Activity ::
Every line containing the string "arrow" should be returned from the records.

##########

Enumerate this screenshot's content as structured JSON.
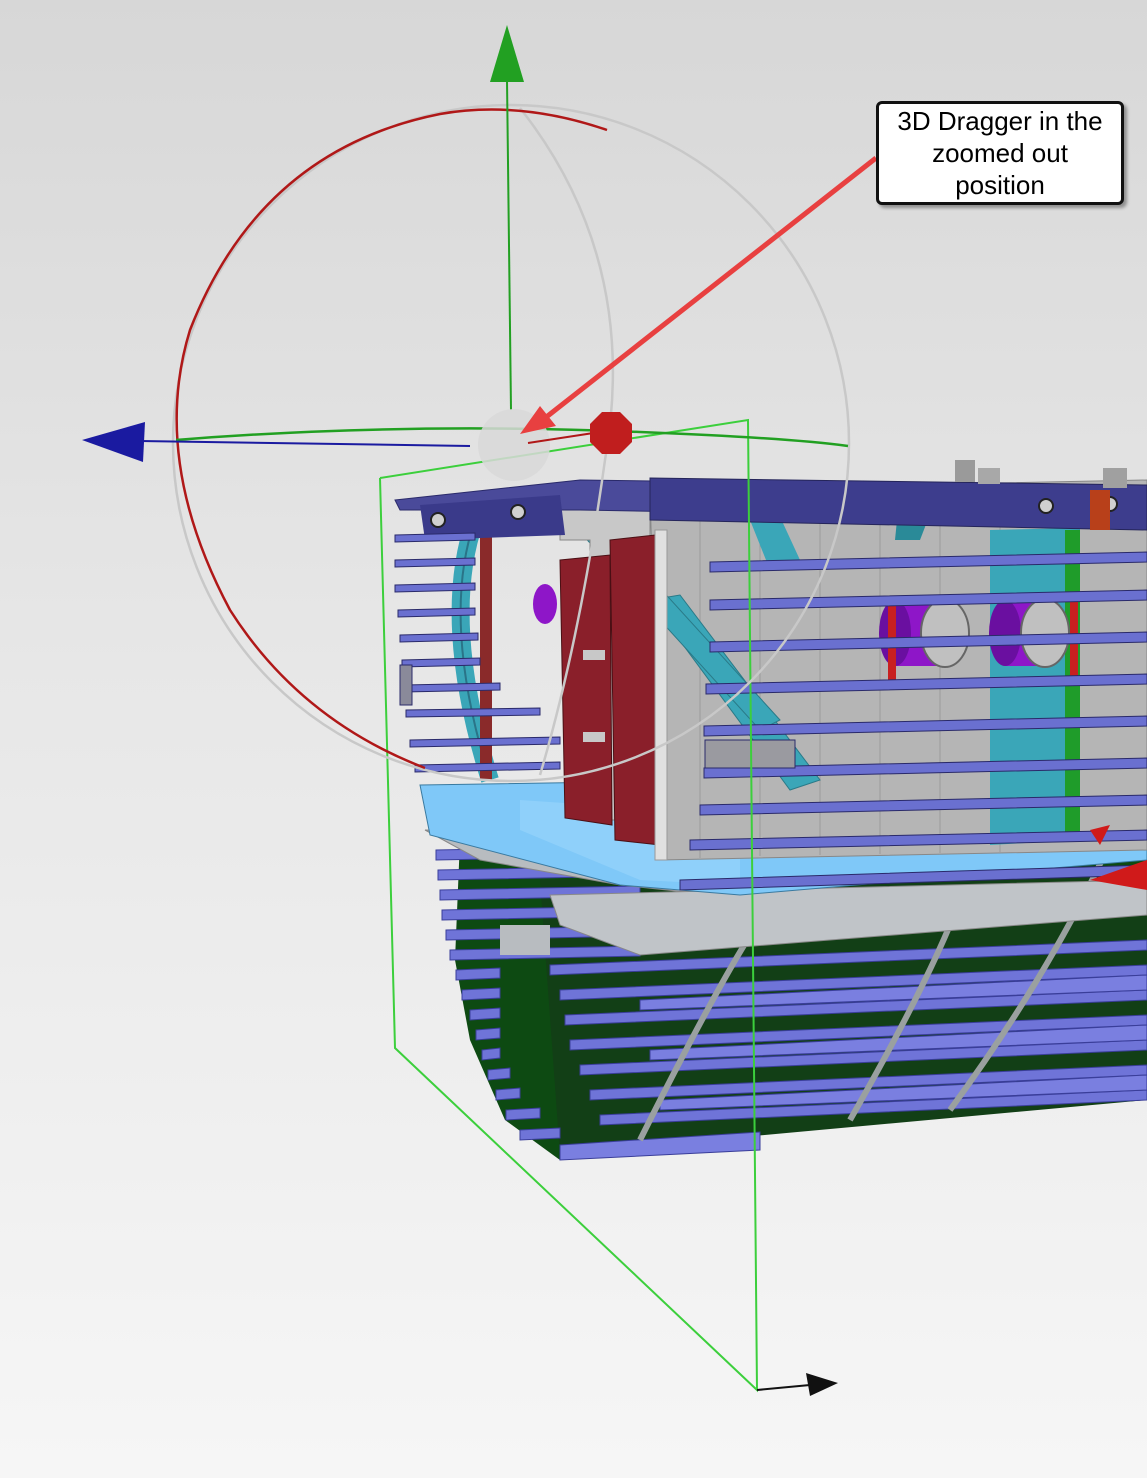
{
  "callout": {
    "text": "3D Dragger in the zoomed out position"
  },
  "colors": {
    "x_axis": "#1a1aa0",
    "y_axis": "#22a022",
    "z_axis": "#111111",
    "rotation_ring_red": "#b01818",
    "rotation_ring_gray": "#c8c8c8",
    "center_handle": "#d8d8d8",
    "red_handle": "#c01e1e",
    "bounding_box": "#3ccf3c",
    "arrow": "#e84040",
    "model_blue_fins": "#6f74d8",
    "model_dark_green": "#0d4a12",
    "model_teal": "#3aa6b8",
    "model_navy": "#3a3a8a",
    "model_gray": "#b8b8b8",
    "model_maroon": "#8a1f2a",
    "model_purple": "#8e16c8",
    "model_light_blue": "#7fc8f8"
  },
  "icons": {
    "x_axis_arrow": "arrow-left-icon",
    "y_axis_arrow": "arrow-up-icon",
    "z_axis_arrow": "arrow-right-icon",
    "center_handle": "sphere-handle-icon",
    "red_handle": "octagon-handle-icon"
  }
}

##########

Output of the task ::
    "arrow": "#e84040",
    "x_axis_arrow": "arrow-left-icon",
    "y_axis_arrow": "arrow-up-icon",
    "z_axis_arrow": "arrow-right-icon",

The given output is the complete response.